California Water Service

CWT

1.7

4.3

2.6

Conn. Water Service

CTWS

2.1

4.7

2.6

Franklin Resources

BEN

12.9

15.4

2.5

Atmos Energy

ATO

1.5

4.0

2.5

Carlisle Companies

CSL

6.3

8.7

2.4

Vectren Corp.

VVC

2.0

4.4

2.4

Nordson Corp.

NDSN

9.5

11.6

2.1

1st Source Corp.

SRCE

3.3

5.1

1.8

Tennant Company

TNC

7.5

7.6

0.1

Altria Group Inc.

MO

14.3

13.6

-0.7

Air Products & Chem.

APD

11.1

9.1

-2.0

Telephone & Data Sys.

TDS

4.7

2.6

-2.1

UGI Corp.

UGI

8.0

5.1

-2.9

Parker-Hannifin Corp.

PH

16.2

12.7

-3.5

Stanley Black & Decker

SWK

8.1

4.3

-3.8

Medtronic Inc.

MDT

16.5

12.1

-4.4

Valspar Corp.

VAL

9.0

4.6

-4.4

McGraw-Hill Companies

MHP

4.5

0.0

-4.5

Pentair Ltd.

PNR

8.0

2.6

-5.4

Old Republic International

ORI

2.4

-3.7

-6.1

Archer Daniels Midland

ADM

8.8

0.0

-8.8

Lowe's Companies

LOW

18.2

6.7

-11.5

Target Corp.

TGT

20.5

8.6

-11.9

Walgreen Company

WAG

23.7

11.6

-12.1

Nucor Corp.

NUE

18.3

5.4

-12.9

While those at the bottom of the list, NUE, WAG, TGT, LOW, and Archer Daniels Midland (ADM), may not be on the verge of dividend cuts or freezes, it would be safe to assume that their historical dividend increase percentages may be in jeopardy. WAG cannot continue indefinitely to increase its dividend faster than its ROIC.

Those firms at the top of the list, Colgate-Palmolive (CL), 3M (MMM), Lancaster Colony (LANC) and Raven Industries (RAVN), have a 5-year history of generating higher returns than their dividend increases. These firms could be considered to have an improved margin of safety regarding potential dividend increases going forward. Keep in mind, both the top and the bottom firms on the list have a strong history of higher dividends that should remain intact.

One more consideration for investors should be to look at the trend in ROIC. It is easy to compare trailing 12-month (TTM) ROIC with 5-year averages to evaluate a short-term trend. The best of all worlds would be for the TTM ROIC to exceed both the dividend increase and the 5-year ROIC average.

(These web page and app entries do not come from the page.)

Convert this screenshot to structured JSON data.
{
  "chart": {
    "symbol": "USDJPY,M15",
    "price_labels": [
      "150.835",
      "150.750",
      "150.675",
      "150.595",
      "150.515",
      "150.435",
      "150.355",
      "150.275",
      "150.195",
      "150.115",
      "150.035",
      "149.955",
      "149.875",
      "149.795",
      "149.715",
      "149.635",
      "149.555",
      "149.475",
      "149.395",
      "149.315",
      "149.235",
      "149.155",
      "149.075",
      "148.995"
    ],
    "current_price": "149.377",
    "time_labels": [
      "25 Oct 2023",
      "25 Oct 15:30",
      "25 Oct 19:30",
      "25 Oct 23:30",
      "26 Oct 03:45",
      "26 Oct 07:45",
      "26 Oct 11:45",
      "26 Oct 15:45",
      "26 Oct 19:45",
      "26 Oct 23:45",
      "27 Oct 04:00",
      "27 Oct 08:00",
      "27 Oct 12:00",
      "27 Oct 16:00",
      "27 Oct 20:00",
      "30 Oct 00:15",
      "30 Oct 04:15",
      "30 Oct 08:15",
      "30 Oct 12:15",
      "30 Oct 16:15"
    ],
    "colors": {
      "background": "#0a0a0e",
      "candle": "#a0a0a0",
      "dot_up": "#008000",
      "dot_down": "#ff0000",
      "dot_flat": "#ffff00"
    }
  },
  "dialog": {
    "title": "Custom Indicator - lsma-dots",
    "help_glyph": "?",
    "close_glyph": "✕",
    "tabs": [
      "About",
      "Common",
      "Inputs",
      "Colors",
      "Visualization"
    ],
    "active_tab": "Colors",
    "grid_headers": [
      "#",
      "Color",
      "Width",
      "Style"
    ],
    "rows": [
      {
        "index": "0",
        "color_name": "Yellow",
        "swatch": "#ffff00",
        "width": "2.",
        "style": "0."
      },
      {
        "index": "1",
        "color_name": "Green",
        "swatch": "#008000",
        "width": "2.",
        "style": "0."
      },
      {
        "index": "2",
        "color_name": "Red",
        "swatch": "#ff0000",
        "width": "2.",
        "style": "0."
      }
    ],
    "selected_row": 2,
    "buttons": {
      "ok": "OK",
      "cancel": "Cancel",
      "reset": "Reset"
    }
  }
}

In my opinion, long-term dividend investing is about both dividend growth and its sustainability. Just reviewing 5-year increases in income and current income yield fails to consider a margin of safety for continuation, even for those firms with a rich history of such. The key benefit of increasing dividends as an investment goal is the sustainability of the growth. ROIC is the singular tool that will help investors determine sustainability.

Author's Note: Please review important disclaimer in author's profile.

Source: Forget Dividend Growth Investing, It's ROIC Investing